[What is needed]:
Go line by line through the data below and count those that hold "title". Return only the number.

__________________________________________________

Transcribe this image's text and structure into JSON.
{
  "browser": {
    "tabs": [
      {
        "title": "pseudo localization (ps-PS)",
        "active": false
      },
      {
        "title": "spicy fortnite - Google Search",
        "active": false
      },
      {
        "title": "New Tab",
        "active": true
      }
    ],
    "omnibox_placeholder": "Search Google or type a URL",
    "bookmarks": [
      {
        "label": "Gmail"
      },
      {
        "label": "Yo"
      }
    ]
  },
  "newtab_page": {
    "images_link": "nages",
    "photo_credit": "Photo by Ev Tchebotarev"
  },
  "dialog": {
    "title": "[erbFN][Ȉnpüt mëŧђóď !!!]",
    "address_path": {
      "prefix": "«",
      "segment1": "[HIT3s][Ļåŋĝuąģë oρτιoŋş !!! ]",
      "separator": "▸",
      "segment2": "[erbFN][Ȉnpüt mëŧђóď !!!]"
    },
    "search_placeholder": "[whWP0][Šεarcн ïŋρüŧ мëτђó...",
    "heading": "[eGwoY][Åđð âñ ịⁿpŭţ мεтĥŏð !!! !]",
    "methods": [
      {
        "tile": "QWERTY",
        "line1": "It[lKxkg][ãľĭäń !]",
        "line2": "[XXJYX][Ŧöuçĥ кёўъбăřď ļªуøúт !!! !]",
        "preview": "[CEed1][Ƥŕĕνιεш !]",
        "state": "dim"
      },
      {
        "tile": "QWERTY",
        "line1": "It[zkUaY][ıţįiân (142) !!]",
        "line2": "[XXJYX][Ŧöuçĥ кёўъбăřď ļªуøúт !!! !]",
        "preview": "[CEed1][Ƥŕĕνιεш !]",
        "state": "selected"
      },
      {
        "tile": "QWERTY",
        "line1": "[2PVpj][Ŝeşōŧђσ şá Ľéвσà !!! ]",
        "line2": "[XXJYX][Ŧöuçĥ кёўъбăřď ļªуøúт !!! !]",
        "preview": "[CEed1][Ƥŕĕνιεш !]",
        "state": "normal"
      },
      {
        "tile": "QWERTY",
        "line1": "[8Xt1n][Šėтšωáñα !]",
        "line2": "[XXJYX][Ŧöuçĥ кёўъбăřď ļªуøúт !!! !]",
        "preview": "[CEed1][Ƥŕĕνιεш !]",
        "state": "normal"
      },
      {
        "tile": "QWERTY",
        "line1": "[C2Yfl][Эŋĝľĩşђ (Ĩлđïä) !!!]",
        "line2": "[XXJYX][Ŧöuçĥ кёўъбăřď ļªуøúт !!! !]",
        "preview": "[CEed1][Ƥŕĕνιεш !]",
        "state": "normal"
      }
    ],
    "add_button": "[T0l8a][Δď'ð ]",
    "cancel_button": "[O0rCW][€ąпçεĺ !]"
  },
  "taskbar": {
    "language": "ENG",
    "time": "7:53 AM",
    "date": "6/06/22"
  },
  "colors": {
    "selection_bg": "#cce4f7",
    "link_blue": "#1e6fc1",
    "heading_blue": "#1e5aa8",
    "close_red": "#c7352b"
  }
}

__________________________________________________

[Exercise solution]:
4